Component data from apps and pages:
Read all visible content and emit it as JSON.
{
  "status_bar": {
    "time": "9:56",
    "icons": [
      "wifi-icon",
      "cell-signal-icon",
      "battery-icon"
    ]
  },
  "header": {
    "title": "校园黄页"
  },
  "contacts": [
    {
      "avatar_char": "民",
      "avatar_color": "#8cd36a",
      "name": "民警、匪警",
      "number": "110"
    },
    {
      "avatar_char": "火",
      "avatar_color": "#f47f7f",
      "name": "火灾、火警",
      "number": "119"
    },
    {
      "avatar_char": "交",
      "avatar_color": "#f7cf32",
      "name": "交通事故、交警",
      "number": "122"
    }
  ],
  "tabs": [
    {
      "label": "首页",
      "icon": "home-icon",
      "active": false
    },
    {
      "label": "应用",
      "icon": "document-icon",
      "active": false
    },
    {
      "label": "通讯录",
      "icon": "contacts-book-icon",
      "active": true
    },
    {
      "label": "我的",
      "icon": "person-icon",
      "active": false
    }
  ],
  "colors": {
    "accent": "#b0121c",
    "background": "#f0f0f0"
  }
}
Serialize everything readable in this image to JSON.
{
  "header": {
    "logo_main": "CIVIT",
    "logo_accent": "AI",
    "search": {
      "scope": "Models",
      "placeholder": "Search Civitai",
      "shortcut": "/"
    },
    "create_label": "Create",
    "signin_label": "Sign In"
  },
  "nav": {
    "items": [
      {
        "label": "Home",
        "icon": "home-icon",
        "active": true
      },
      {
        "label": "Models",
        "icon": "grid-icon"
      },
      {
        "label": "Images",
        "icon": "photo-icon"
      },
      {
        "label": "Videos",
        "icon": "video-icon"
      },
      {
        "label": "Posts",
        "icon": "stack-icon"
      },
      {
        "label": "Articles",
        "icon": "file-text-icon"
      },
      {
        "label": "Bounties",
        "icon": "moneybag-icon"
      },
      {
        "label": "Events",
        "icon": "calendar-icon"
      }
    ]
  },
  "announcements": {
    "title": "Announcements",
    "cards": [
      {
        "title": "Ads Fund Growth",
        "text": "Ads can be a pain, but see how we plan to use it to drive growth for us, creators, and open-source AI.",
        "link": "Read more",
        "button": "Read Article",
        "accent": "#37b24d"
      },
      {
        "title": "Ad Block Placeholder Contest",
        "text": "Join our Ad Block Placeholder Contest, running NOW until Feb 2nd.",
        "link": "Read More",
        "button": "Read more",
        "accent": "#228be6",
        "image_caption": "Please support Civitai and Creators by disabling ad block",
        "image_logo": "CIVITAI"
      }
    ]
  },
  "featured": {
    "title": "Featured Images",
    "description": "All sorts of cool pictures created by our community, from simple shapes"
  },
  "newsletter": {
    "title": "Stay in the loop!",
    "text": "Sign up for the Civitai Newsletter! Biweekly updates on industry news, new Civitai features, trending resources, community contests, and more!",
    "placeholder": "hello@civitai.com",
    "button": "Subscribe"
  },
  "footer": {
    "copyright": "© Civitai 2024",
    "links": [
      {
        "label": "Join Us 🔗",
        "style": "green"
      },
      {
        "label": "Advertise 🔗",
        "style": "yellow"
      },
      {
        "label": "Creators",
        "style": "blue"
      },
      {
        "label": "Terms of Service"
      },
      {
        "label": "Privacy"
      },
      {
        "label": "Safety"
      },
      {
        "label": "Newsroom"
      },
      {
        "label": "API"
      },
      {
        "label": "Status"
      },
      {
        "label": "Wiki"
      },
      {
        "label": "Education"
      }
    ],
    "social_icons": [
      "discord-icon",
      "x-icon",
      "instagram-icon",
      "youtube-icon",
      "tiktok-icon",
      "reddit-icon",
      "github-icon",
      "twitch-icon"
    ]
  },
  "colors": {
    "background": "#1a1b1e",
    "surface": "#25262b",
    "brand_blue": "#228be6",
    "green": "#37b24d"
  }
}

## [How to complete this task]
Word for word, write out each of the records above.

## [Answer section]
Read all visible content and emit it as JSON.
{
  "status_bar": {
    "time": "9:56",
    "icons": [
      "wifi-icon",
      "cell-signal-icon",
      "battery-icon"
    ]
  },
  "header": {
    "title": "校园黄页"
  },
  "contacts": [
    {
      "avatar_char": "民",
      "avatar_color": "#8cd36a",
      "name": "民警、匪警",
      "number": "110"
    },
    {
      "avatar_char": "火",
      "avatar_color": "#f47f7f",
      "name": "火灾、火警",
      "number": "119"
    },
    {
      "avatar_char": "交",
      "avatar_color": "#f7cf32",
      "name": "交通事故、交警",
      "number": "122"
    }
  ],
  "tabs": [
    {
      "label": "首页",
      "icon": "home-icon",
      "active": false
    },
    {
      "label": "应用",
      "icon": "document-icon",
      "active": false
    },
    {
      "label": "通讯录",
      "icon": "contacts-book-icon",
      "active": true
    },
    {
      "label": "我的",
      "icon": "person-icon",
      "active": false
    }
  ],
  "colors": {
    "accent": "#b0121c",
    "background": "#f0f0f0"
  }
}
Serialize everything readable in this image to JSON.
{
  "header": {
    "logo_main": "CIVIT",
    "logo_accent": "AI",
    "search": {
      "scope": "Models",
      "placeholder": "Search Civitai",
      "shortcut": "/"
    },
    "create_label": "Create",
    "signin_label": "Sign In"
  },
  "nav": {
    "items": [
      {
        "label": "Home",
        "icon": "home-icon",
        "active": true
      },
      {
        "label": "Models",
        "icon": "grid-icon"
      },
      {
        "label": "Images",
        "icon": "photo-icon"
      },
      {
        "label": "Videos",
        "icon": "video-icon"
      },
      {
        "label": "Posts",
        "icon": "stack-icon"
      },
      {
        "label": "Articles",
        "icon": "file-text-icon"
      },
      {
        "label": "Bounties",
        "icon": "moneybag-icon"
      },
      {
        "label": "Events",
        "icon": "calendar-icon"
      }
    ]
  },
  "announcements": {
    "title": "Announcements",
    "cards": [
      {
        "title": "Ads Fund Growth",
        "text": "Ads can be a pain, but see how we plan to use it to drive growth for us, creators, and open-source AI.",
        "link": "Read more",
        "button": "Read Article",
        "accent": "#37b24d"
      },
      {
        "title": "Ad Block Placeholder Contest",
        "text": "Join our Ad Block Placeholder Contest, running NOW until Feb 2nd.",
        "link": "Read More",
        "button": "Read more",
        "accent": "#228be6",
        "image_caption": "Please support Civitai and Creators by disabling ad block",
        "image_logo": "CIVITAI"
      }
    ]
  },
  "featured": {
    "title": "Featured Images",
    "description": "All sorts of cool pictures created by our community, from simple shapes"
  },
  "newsletter": {
    "title": "Stay in the loop!",
    "text": "Sign up for the Civitai Newsletter! Biweekly updates on industry news, new Civitai features, trending resources, community contests, and more!",
    "placeholder": "hello@civitai.com",
    "button": "Subscribe"
  },
  "footer": {
    "copyright": "© Civitai 2024",
    "links": [
      {
        "label": "Join Us 🔗",
        "style": "green"
      },
      {
        "label": "Advertise 🔗",
        "style": "yellow"
      },
      {
        "label": "Creators",
        "style": "blue"
      },
      {
        "label": "Terms of Service"
      },
      {
        "label": "Privacy"
      },
      {
        "label": "Safety"
      },
      {
        "label": "Newsroom"
      },
      {
        "label": "API"
      },
      {
        "label": "Status"
      },
      {
        "label": "Wiki"
      },
      {
        "label": "Education"
      }
    ],
    "social_icons": [
      "discord-icon",
      "x-icon",
      "instagram-icon",
      "youtube-icon",
      "tiktok-icon",
      "reddit-icon",
      "github-icon",
      "twitch-icon"
    ]
  },
  "colors": {
    "background": "#1a1b1e",
    "surface": "#25262b",
    "brand_blue": "#228be6",
    "green": "#37b24d"
  }
}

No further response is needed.